I say — You don’t know the first thing about fact checking! To be a 22-year-old college graduate and believe that your entire life and career is built upon your performance on one single task.
To make sense of the jumble of words thrown your way and painstakingly research every last word to guarantee that every reader gets the accurate, objective content that they deserve. To feel the weight of the world on your shoulders to hold true to that implicit promise you make to every reader: That you will always tell the truth.
Oh, I’m sorry. You *also* have a second source from some guy who used his iPhone camera and then posted a short video that has been Retweeted 1,302 times and counting.
To that, I challenge you: How do you REALLY know that he shot that video? Did you actually look at his phone? Track his geolocation and prove he was where he said he was at the time the event took place? I mean, honestly, do you even know this guy is legit?? I bet he’s the kind of person who thinks “a lot” is one word! Come on now. You’re better than this. We all are.
I’m sorry. I’m getting carried away.
I like to think the job of a fact checker is more important now than ever before. I have to believe that there’s still a place in this crazy world for the kind of person who is committed to the truth. That we still care about legitimacy and validity and accuracy.
Maybe today, the biggest difference is simply that fact checking jobs aren’t assigned to some fresh-out-of-college graduate getting paid minimum wage. Maybe it actually is incumbent on all of us to hold each other accountable for what’s factual. Maybe this is the best and only way to make the truth more mainstream, to call attention to liars, to construct evidence-based arguments.

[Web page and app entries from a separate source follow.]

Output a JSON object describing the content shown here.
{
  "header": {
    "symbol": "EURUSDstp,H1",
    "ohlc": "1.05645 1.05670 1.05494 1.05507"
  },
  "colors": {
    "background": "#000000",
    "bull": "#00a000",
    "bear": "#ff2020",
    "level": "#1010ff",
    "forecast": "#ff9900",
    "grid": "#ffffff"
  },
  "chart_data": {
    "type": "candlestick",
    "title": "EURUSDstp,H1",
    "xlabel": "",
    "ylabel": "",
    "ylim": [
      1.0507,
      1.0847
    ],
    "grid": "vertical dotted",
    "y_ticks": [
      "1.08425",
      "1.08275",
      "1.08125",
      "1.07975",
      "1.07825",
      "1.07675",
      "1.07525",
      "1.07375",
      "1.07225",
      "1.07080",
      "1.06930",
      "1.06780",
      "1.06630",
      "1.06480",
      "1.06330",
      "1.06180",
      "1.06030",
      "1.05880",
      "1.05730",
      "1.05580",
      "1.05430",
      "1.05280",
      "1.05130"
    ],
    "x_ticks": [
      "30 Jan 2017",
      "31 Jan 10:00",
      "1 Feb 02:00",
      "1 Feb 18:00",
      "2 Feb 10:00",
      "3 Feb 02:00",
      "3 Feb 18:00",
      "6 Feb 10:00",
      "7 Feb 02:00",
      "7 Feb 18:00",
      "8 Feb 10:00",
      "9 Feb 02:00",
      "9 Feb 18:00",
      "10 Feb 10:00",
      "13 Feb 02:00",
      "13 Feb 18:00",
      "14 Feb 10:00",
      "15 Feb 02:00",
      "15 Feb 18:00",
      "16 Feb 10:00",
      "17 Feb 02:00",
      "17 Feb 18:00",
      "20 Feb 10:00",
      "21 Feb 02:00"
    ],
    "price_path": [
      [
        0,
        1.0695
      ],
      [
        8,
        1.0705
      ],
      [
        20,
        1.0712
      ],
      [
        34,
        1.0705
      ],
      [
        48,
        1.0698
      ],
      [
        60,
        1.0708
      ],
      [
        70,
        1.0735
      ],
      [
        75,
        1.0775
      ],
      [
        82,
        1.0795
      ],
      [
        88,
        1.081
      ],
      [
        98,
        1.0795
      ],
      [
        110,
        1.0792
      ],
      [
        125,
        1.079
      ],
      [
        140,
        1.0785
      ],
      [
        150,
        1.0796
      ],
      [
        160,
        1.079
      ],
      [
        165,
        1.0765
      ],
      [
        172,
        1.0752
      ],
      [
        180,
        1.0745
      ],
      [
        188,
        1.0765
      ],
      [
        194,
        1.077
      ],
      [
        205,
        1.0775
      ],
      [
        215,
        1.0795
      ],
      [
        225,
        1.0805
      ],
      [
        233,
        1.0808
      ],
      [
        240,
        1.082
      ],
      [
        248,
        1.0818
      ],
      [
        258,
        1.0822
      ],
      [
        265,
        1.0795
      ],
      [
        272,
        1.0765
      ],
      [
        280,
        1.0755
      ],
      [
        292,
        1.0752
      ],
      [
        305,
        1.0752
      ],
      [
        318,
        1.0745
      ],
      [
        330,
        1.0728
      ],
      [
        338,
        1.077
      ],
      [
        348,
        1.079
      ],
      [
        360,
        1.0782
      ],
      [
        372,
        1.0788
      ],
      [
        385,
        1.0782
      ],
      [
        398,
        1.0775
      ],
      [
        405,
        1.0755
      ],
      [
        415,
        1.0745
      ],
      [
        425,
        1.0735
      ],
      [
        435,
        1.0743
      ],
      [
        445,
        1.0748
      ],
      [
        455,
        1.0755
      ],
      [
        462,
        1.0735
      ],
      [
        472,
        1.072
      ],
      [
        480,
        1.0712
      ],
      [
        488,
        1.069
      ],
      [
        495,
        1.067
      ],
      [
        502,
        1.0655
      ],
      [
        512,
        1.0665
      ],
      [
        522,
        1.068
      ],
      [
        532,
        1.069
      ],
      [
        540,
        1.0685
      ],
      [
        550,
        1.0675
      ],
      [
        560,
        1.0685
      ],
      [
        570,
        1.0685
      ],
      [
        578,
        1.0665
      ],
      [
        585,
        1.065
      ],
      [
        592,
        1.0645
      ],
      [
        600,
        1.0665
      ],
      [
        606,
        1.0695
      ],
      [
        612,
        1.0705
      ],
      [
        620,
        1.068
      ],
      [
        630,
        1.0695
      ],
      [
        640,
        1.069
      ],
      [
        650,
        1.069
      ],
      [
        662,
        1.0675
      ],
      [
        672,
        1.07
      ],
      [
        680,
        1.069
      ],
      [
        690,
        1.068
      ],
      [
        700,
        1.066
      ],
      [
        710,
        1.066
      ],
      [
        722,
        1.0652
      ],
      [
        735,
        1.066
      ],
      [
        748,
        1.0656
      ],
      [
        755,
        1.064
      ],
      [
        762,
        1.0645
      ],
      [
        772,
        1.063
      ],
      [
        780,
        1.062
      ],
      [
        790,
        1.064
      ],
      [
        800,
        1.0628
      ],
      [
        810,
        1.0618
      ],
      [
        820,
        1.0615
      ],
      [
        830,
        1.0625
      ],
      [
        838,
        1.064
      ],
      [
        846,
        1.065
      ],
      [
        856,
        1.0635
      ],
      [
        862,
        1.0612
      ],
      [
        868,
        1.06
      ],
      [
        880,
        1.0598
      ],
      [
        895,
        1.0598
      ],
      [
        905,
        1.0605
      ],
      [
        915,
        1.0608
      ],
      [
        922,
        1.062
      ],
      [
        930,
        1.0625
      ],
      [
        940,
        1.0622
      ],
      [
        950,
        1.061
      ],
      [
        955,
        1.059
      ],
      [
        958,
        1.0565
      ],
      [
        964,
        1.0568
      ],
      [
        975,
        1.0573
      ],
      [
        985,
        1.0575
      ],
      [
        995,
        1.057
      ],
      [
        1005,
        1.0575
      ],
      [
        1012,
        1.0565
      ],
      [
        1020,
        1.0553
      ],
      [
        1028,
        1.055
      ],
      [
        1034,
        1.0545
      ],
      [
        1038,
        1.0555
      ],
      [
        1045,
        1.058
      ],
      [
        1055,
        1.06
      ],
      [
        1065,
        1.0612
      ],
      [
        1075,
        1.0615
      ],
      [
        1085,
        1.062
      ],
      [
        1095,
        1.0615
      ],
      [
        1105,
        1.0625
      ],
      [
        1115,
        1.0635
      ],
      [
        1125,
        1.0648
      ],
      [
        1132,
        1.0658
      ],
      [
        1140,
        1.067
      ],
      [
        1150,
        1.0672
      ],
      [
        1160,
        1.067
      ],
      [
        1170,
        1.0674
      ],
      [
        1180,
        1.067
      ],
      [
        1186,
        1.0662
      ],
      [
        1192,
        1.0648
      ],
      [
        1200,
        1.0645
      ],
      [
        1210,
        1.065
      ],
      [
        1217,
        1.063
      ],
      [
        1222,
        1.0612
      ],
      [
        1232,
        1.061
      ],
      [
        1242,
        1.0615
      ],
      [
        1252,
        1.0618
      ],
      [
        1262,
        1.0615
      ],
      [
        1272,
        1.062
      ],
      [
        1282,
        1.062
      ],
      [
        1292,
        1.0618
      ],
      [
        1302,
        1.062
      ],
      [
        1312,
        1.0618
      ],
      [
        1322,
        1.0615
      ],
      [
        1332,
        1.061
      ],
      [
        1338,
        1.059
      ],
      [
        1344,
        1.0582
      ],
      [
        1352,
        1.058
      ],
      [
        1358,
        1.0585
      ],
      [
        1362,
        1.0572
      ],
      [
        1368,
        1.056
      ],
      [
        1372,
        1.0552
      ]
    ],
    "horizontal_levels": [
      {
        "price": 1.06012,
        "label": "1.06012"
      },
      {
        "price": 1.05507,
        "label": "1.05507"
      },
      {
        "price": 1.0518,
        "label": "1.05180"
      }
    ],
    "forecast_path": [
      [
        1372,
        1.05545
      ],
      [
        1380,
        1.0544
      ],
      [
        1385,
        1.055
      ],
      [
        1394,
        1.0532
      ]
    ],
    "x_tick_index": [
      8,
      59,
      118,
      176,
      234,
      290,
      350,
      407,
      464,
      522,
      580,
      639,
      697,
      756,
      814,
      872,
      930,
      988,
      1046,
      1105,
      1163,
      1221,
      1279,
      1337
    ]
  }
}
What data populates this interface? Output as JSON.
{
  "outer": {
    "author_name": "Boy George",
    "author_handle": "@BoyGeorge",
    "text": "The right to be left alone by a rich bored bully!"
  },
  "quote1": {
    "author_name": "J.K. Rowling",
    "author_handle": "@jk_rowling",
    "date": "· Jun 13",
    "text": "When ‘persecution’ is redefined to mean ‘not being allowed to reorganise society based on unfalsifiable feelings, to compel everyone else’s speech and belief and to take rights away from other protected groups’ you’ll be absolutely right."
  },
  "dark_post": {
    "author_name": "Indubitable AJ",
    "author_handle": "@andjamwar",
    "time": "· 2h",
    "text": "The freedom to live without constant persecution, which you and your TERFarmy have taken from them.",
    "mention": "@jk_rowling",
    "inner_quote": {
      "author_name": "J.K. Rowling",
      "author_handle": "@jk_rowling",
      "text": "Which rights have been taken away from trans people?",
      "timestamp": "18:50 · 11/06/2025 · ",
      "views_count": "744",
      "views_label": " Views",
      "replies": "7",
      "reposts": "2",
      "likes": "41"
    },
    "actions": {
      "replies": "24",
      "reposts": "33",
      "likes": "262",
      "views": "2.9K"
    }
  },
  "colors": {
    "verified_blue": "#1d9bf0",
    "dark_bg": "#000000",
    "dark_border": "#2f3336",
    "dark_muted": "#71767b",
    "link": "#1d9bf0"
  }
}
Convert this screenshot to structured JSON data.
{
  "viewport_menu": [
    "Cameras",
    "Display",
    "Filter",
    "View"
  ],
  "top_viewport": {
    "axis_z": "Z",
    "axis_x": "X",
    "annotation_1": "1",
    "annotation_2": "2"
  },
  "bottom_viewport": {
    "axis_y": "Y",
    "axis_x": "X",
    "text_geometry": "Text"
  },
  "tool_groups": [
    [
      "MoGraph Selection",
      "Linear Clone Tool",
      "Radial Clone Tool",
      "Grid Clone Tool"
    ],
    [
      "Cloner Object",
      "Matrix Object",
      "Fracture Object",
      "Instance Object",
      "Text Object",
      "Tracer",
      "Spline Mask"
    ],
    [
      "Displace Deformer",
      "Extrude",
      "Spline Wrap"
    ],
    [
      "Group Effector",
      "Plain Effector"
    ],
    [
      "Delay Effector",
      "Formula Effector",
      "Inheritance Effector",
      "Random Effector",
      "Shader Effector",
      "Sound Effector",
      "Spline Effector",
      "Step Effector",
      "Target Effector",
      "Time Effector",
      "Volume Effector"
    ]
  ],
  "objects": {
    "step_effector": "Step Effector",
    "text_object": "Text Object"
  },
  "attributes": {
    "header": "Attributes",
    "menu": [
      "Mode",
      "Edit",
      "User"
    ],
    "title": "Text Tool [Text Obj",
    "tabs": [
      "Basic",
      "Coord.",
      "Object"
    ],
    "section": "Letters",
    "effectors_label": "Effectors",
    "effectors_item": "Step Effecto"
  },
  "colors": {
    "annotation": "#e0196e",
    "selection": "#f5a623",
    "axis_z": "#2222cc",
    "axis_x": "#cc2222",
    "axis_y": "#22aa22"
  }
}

And I guess if that’s the case, then I’m okay with it. It’ll be less lonely to be the only one obsessing over these things, to be sure. Just so long as we all agree on one thing: Using the Oxford comma is always a good idea.
Originally published at Dry Erase.